- Collected data entries:
╭──

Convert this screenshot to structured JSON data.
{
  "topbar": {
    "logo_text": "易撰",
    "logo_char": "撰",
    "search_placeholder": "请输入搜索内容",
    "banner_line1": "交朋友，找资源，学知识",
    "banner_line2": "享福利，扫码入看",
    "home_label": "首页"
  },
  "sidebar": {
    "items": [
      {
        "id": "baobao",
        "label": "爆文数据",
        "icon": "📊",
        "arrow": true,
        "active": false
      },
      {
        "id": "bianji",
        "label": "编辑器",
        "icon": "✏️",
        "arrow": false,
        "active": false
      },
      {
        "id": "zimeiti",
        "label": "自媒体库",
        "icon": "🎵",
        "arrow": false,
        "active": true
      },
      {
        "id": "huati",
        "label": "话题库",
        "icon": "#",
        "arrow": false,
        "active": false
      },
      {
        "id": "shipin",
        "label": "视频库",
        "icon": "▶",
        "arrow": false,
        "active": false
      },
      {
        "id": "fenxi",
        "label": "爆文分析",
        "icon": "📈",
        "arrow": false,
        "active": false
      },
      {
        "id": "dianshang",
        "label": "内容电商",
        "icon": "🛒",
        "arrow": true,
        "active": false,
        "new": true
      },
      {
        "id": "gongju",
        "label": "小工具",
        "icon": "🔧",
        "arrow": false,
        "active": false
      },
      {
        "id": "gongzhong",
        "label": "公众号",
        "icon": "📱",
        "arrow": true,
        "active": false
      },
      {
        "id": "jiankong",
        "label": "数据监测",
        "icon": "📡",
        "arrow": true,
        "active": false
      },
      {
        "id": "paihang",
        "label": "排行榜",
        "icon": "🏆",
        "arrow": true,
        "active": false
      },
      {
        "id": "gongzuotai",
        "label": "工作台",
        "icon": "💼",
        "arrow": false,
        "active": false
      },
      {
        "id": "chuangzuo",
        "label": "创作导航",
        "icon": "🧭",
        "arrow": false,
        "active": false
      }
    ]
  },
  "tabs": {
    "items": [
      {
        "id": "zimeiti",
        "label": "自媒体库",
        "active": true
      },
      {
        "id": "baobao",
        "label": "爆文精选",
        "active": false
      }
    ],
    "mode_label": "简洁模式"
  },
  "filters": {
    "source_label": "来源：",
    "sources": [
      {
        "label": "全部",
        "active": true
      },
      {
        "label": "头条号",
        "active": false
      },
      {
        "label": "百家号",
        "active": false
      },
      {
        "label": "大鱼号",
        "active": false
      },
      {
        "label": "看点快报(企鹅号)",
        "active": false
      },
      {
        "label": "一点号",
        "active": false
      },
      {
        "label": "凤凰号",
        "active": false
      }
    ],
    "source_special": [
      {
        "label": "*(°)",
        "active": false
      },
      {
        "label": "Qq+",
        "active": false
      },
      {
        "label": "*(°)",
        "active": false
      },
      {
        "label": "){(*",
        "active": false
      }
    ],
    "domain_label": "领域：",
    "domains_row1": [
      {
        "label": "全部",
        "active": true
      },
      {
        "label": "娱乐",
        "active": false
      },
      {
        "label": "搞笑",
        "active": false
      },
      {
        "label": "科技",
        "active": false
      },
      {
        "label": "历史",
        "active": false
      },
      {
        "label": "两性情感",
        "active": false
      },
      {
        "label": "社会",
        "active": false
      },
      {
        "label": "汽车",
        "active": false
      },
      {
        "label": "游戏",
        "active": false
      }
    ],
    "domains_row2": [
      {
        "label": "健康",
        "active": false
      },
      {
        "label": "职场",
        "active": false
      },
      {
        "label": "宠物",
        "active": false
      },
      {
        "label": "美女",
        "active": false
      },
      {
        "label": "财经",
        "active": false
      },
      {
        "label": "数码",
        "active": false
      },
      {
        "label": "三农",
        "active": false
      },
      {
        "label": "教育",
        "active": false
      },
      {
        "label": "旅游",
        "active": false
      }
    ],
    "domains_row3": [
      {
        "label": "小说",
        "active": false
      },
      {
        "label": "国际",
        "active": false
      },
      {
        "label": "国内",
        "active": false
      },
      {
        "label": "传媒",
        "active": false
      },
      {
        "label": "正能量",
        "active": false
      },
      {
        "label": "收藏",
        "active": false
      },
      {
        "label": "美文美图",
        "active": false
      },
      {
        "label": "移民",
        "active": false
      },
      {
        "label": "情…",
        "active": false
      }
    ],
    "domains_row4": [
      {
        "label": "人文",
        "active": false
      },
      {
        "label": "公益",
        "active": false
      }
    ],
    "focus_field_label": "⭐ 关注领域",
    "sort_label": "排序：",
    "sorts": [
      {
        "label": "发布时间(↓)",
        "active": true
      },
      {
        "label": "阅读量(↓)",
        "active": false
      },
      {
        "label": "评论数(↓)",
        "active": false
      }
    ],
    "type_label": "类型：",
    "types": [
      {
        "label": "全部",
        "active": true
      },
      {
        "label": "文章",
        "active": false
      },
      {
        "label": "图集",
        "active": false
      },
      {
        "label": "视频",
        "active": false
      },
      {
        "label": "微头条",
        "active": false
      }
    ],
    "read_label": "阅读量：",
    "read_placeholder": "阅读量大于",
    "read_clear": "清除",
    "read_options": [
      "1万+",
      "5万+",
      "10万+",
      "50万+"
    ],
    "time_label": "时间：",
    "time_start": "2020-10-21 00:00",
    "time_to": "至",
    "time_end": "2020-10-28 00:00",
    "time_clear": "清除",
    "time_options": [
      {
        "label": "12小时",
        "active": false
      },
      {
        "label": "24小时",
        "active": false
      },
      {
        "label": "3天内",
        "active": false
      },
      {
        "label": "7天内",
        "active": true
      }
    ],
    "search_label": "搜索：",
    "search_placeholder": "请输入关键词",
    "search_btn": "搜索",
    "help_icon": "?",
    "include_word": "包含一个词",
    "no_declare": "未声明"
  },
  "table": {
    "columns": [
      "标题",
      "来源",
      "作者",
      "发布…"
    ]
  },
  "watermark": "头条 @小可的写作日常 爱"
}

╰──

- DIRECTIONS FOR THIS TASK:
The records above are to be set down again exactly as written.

- RESULT:
Convert this screenshot to structured JSON data.
{
  "topbar": {
    "logo_text": "易撰",
    "logo_char": "撰",
    "search_placeholder": "请输入搜索内容",
    "banner_line1": "交朋友，找资源，学知识",
    "banner_line2": "享福利，扫码入看",
    "home_label": "首页"
  },
  "sidebar": {
    "items": [
      {
        "id": "baobao",
        "label": "爆文数据",
        "icon": "📊",
        "arrow": true,
        "active": false
      },
      {
        "id": "bianji",
        "label": "编辑器",
        "icon": "✏️",
        "arrow": false,
        "active": false
      },
      {
        "id": "zimeiti",
        "label": "自媒体库",
        "icon": "🎵",
        "arrow": false,
        "active": true
      },
      {
        "id": "huati",
        "label": "话题库",
        "icon": "#",
        "arrow": false,
        "active": false
      },
      {
        "id": "shipin",
        "label": "视频库",
        "icon": "▶",
        "arrow": false,
        "active": false
      },
      {
        "id": "fenxi",
        "label": "爆文分析",
        "icon": "📈",
        "arrow": false,
        "active": false
      },
      {
        "id": "dianshang",
        "label": "内容电商",
        "icon": "🛒",
        "arrow": true,
        "active": false,
        "new": true
      },
      {
        "id": "gongju",
        "label": "小工具",
        "icon": "🔧",
        "arrow": false,
        "active": false
      },
      {
        "id": "gongzhong",
        "label": "公众号",
        "icon": "📱",
        "arrow": true,
        "active": false
      },
      {
        "id": "jiankong",
        "label": "数据监测",
        "icon": "📡",
        "arrow": true,
        "active": false
      },
      {
        "id": "paihang",
        "label": "排行榜",
        "icon": "🏆",
        "arrow": true,
        "active": false
      },
      {
        "id": "gongzuotai",
        "label": "工作台",
        "icon": "💼",
        "arrow": false,
        "active": false
      },
      {
        "id": "chuangzuo",
        "label": "创作导航",
        "icon": "🧭",
        "arrow": false,
        "active": false
      }
    ]
  },
  "tabs": {
    "items": [
      {
        "id": "zimeiti",
        "label": "自媒体库",
        "active": true
      },
      {
        "id": "baobao",
        "label": "爆文精选",
        "active": false
      }
    ],
    "mode_label": "简洁模式"
  },
  "filters": {
    "source_label": "来源：",
    "sources": [
      {
        "label": "全部",
        "active": true
      },
      {
        "label": "头条号",
        "active": false
      },
      {
        "label": "百家号",
        "active": false
      },
      {
        "label": "大鱼号",
        "active": false
      },
      {
        "label": "看点快报(企鹅号)",
        "active": false
      },
      {
        "label": "一点号",
        "active": false
      },
      {
        "label": "凤凰号",
        "active": false
      }
    ],
    "source_special": [
      {
        "label": "*(°)",
        "active": false
      },
      {
        "label": "Qq+",
        "active": false
      },
      {
        "label": "*(°)",
        "active": false
      },
      {
        "label": "){(*",
        "active": false
      }
    ],
    "domain_label": "领域：",
    "domains_row1": [
      {
        "label": "全部",
        "active": true
      },
      {
        "label": "娱乐",
        "active": false
      },
      {
        "label": "搞笑",
        "active": false
      },
      {
        "label": "科技",
        "active": false
      },
      {
        "label": "历史",
        "active": false
      },
      {
        "label": "两性情感",
        "active": false
      },
      {
        "label": "社会",
        "active": false
      },
      {
        "label": "汽车",
        "active": false
      },
      {
        "label": "游戏",
        "active": false
      }
    ],
    "domains_row2": [
      {
        "label": "健康",
        "active": false
      },
      {
        "label": "职场",
        "active": false
      },
      {
        "label": "宠物",
        "active": false
      },
      {
        "label": "美女",
        "active": false
      },
      {
        "label": "财经",
        "active": false
      },
      {
        "label": "数码",
        "active": false
      },
      {
        "label": "三农",
        "active": false
      },
      {
        "label": "教育",
        "active": false
      },
      {
        "label": "旅游",
        "active": false
      }
    ],
    "domains_row3": [
      {
        "label": "小说",
        "active": false
      },
      {
        "label": "国际",
        "active": false
      },
      {
        "label": "国内",
        "active": false
      },
      {
        "label": "传媒",
        "active": false
      },
      {
        "label": "正能量",
        "active": false
      },
      {
        "label": "收藏",
        "active": false
      },
      {
        "label": "美文美图",
        "active": false
      },
      {
        "label": "移民",
        "active": false
      },
      {
        "label": "情…",
        "active": false
      }
    ],
    "domains_row4": [
      {
        "label": "人文",
        "active": false
      },
      {
        "label": "公益",
        "active": false
      }
    ],
    "focus_field_label": "⭐ 关注领域",
    "sort_label": "排序：",
    "sorts": [
      {
        "label": "发布时间(↓)",
        "active": true
      },
      {
        "label": "阅读量(↓)",
        "active": false
      },
      {
        "label": "评论数(↓)",
        "active": false
      }
    ],
    "type_label": "类型：",
    "types": [
      {
        "label": "全部",
        "active": true
      },
      {
        "label": "文章",
        "active": false
      },
      {
        "label": "图集",
        "active": false
      },
      {
        "label": "视频",
        "active": false
      },
      {
        "label": "微头条",
        "active": false
      }
    ],
    "read_label": "阅读量：",
    "read_placeholder": "阅读量大于",
    "read_clear": "清除",
    "read_options": [
      "1万+",
      "5万+",
      "10万+",
      "50万+"
    ],
    "time_label": "时间：",
    "time_start": "2020-10-21 00:00",
    "time_to": "至",
    "time_end": "2020-10-28 00:00",
    "time_clear": "清除",
    "time_options": [
      {
        "label": "12小时",
        "active": false
      },
      {
        "label": "24小时",
        "active": false
      },
      {
        "label": "3天内",
        "active": false
      },
      {
        "label": "7天内",
        "active": true
      }
    ],
    "search_label": "搜索：",
    "search_placeholder": "请输入关键词",
    "search_btn": "搜索",
    "help_icon": "?",
    "include_word": "包含一个词",
    "no_declare": "未声明"
  },
  "table": {
    "columns": [
      "标题",
      "来源",
      "作者",
      "发布…"
    ]
  },
  "watermark": "头条 @小可的写作日常 爱"
}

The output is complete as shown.